All of our projects start with a goal: ours in the end, is to have is a home that reinforces our sense of family, one that promotes community and communication.  It is a house that celebrates our togetherness while respecting our privacy for each other.   It is a house that can adapt to our changing family and one that we can easily adapt to as we age.  Our intent is to build a contemporary home with simple construction principles that integrates with the landscape in a thoughtful way.  We will aim for a highly insulated and efficient house that  could eventually require zero energy to operate.

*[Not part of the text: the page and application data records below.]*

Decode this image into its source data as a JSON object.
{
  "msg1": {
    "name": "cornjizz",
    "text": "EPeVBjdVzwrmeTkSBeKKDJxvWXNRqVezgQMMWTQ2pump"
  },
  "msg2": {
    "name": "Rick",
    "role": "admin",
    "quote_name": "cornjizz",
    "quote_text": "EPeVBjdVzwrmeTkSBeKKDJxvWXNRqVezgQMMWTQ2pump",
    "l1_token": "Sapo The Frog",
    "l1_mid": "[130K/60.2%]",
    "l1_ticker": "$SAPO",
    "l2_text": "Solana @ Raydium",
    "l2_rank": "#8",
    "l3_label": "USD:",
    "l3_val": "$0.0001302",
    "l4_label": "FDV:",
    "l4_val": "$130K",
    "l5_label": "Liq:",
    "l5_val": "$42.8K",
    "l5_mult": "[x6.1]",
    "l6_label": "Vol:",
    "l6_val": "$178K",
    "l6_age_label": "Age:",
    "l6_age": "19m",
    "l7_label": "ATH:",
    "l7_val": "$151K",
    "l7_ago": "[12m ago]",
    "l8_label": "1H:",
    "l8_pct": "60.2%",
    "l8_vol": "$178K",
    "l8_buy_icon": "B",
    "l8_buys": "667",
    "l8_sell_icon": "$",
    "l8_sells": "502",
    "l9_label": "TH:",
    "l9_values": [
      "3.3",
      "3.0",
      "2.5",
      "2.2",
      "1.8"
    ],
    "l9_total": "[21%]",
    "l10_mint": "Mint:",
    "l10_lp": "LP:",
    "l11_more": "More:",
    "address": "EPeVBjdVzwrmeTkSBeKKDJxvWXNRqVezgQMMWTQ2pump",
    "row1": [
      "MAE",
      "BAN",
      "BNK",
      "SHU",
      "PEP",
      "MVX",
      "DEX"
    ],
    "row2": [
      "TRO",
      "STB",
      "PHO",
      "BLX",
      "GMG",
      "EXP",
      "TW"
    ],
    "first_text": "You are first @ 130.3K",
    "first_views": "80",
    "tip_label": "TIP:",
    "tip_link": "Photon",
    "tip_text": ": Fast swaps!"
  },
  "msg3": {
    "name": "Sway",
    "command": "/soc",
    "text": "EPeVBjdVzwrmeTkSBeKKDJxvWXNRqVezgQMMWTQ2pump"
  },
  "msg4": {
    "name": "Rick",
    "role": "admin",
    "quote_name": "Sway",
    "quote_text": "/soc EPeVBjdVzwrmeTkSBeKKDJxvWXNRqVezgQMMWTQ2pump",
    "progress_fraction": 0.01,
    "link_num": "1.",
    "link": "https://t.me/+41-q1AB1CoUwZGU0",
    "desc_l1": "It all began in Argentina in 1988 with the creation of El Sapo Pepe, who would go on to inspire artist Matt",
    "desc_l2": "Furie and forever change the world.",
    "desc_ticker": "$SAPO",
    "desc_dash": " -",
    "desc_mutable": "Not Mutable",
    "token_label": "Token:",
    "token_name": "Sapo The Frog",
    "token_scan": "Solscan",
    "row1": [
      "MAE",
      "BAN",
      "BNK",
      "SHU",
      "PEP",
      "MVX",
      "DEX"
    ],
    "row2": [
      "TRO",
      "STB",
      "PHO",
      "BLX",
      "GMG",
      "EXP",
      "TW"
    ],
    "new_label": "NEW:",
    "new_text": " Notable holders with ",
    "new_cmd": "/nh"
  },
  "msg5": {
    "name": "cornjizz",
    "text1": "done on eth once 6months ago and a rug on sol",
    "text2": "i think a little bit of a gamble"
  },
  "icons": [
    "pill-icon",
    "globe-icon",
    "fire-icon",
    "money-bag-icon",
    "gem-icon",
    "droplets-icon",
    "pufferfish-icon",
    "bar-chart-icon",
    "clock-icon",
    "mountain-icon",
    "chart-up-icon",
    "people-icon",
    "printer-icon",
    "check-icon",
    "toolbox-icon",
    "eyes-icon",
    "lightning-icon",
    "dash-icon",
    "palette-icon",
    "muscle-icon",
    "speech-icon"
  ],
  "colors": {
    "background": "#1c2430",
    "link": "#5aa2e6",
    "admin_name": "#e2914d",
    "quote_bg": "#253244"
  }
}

So here we go.     The land we found has a small farmhouse built in the 1870’s that has been abandoned since the previous owner passed away a number of years ago.  The house has a footprint of about 500 square feet and seven foot ceilings.  Besides some vinyl siding and new roof added in the 1980’s, the house has not changed much.  We found there was too much to work around in order to .  We have worked on houses in much better condition that owners have later regretted not demolishing, so we are skipping right to that.  In the meantime, the Fire Department is going to use it for staging drills and rescue practice.

CB

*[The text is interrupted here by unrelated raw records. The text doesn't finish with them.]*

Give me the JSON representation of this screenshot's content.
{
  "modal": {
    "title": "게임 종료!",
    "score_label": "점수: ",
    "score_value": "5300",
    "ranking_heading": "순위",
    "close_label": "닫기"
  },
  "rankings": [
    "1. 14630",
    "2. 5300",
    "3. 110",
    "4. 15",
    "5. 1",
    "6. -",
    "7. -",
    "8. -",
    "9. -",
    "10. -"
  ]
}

320 EAST MAIN STREET Blog

Aug 21 2014 · 0 comments · Uncategorized ·

Staking out the site

Stake out

Staking out the site and locating the future building in the landscape is our first physical marking of the land.  Up until now we have been observers; walking the property, cialis canada imagining, hypothesizing, drawing.  Our engagement with the site has been fairly abstract.  The staking of the building is real.  It is both exciting and sad.  Exciting because it marks the future potential of a place, exciting because it records a mark on a field where there was previously little to distinguish.

It is sad because there is no going back once this is done, at least for the near future:  Nature has it’s way, eventually.

So it is on this occasion that we tread lightly, making our mark as carefully as we can.  We return to our drawings and double check our initial assumptions.  We move and adjust the siting of the house, tagging the trees to save while considering the fate of others.  We take care to balance our plans while respecting the land that we are inhabiting.

CB.

Jul 31 2014 · 0 comments · Uncategorized ·

Asplund Inspiration

This house has always stuck out as something special.  Built in 1917 in Djursholm, discount cialis Sweden and designed by Erik Gunnar Asplund it has a timeless quality that we are always seeking to obtain.  The house is unique, viagra generic simple and slightly quirky.  Not to say that simple is easy.  It’s much easier just to keep adding space than it is to toil over the plan and make it work within a set envelope.  CB.

Gallery05_Snellman_01_800x600

the approach

Gallery05_Snellman_02_800x600

public side – entry is the door on the left

Snellman Plan

the plans